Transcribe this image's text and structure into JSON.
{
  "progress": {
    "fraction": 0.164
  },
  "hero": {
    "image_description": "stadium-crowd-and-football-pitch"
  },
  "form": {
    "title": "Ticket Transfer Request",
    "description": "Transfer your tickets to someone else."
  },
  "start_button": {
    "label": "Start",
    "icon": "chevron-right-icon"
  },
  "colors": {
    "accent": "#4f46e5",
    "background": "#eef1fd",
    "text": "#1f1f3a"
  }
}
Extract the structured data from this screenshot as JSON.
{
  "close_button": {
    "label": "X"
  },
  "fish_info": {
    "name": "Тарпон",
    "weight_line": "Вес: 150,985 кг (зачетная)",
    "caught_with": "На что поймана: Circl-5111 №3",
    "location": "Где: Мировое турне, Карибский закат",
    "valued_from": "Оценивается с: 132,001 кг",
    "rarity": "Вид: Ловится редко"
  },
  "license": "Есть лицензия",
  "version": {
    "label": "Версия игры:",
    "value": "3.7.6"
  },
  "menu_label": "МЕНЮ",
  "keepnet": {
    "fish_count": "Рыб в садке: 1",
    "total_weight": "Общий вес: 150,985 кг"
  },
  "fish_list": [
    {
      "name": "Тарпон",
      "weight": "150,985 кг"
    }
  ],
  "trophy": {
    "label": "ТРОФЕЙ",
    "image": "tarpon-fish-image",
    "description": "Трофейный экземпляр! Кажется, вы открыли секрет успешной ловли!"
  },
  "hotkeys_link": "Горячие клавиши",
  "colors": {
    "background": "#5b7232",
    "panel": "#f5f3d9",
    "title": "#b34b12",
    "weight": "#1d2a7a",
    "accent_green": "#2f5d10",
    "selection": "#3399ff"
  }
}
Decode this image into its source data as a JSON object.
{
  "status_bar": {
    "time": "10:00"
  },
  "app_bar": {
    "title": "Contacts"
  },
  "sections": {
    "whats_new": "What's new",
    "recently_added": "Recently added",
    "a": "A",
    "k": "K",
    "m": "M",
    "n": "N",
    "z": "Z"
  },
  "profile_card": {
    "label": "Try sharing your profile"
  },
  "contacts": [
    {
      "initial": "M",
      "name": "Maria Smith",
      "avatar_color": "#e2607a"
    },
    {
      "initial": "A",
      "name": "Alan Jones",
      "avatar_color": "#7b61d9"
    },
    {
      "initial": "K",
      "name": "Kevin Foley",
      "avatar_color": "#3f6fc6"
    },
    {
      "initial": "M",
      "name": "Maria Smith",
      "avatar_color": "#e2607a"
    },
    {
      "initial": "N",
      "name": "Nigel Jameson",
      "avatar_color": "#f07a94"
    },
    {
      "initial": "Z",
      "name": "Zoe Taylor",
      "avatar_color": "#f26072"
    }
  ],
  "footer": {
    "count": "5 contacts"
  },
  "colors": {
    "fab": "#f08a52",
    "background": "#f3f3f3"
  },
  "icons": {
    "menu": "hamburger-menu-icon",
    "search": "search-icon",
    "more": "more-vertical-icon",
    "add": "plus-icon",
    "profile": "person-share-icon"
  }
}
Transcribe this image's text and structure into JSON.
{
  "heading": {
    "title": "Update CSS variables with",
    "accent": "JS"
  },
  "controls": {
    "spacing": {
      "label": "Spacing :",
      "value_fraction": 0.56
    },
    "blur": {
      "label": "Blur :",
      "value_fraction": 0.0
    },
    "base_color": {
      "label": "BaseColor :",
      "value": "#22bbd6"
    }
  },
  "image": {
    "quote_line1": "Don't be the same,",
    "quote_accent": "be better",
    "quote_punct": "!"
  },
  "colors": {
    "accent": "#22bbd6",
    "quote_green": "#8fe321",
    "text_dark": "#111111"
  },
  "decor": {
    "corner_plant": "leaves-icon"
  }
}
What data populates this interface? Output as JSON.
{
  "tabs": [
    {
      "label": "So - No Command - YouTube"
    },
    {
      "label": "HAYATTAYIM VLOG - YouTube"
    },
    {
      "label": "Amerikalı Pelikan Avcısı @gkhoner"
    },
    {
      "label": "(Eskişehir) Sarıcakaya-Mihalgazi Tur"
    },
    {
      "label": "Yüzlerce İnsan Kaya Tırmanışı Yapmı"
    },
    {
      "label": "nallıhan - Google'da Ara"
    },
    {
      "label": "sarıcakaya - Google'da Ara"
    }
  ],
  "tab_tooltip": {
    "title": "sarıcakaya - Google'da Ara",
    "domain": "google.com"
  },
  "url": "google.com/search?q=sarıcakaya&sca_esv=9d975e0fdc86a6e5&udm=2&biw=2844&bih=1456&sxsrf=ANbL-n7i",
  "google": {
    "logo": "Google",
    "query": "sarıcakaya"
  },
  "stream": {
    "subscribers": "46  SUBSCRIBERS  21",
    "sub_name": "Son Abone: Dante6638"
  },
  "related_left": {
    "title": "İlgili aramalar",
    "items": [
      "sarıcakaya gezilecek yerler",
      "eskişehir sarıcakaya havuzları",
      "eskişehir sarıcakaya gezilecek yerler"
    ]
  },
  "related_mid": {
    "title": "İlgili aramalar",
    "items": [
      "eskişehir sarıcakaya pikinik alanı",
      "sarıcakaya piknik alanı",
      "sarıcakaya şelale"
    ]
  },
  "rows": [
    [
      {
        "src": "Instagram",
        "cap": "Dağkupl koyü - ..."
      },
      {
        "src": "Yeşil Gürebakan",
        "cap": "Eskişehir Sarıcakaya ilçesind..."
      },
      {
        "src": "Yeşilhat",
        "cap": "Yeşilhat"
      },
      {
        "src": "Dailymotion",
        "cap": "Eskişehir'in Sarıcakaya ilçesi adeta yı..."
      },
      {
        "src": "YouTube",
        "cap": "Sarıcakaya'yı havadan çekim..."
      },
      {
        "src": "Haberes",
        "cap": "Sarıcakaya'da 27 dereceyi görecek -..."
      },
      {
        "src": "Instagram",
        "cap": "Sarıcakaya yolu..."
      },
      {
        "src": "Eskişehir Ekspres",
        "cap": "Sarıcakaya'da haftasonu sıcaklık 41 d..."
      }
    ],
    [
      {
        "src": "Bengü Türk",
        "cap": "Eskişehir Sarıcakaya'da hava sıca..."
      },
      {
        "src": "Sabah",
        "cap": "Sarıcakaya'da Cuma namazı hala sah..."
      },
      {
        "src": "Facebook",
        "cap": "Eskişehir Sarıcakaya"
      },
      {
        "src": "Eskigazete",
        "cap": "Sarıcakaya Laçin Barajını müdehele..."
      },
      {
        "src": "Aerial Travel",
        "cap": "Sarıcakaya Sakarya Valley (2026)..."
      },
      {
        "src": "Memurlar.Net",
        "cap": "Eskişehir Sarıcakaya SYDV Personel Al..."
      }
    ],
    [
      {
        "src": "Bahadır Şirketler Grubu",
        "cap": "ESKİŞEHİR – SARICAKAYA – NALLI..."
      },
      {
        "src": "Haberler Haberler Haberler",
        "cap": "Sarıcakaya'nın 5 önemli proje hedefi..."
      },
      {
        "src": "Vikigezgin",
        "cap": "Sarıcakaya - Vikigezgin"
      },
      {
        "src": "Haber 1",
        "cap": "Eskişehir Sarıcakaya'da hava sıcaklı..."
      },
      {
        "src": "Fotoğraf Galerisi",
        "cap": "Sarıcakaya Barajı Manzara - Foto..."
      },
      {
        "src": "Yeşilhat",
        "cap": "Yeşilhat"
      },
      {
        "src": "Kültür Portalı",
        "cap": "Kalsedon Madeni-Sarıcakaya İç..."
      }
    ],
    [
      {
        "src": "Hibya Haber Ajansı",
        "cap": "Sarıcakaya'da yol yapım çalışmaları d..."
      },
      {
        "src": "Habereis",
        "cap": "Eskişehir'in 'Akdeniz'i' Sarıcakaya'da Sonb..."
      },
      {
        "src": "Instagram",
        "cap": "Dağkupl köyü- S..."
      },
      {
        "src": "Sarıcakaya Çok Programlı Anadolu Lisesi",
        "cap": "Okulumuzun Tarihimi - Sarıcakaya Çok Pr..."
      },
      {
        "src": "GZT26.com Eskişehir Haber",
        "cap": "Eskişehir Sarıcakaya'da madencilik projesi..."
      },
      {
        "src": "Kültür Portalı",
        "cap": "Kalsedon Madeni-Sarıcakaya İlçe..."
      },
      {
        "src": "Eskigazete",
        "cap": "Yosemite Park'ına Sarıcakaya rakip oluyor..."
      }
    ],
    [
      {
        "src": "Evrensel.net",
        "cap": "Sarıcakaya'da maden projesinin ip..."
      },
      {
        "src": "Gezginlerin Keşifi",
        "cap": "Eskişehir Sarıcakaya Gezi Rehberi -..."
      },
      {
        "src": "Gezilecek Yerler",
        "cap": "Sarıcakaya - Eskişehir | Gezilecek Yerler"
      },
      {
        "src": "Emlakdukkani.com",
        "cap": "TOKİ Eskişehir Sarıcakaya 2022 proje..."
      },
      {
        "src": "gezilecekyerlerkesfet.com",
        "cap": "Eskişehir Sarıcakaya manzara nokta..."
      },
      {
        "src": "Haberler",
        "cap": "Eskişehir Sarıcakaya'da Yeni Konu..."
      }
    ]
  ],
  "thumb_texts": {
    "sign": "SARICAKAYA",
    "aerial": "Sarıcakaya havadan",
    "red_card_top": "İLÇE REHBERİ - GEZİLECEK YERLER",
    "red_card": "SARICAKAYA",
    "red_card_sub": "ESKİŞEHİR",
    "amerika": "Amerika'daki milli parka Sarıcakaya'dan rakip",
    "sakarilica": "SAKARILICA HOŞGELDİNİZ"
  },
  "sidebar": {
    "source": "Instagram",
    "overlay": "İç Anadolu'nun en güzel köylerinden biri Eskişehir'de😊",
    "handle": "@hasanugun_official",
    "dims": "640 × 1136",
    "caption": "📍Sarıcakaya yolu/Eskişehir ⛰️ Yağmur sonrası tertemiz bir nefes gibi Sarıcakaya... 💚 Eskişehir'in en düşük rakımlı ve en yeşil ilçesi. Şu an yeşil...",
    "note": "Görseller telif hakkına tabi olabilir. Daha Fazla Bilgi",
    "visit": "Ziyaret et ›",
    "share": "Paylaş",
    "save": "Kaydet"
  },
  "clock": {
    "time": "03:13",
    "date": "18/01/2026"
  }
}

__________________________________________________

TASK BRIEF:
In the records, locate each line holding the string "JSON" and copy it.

RESULT OF THIS TASK:
Transcribe this image's text and structure into JSON.
Extract the structured data from this screenshot as JSON.
Decode this image into its source data as a JSON object.
Transcribe this image's text and structure into JSON.
What data populates this interface? Output as JSON.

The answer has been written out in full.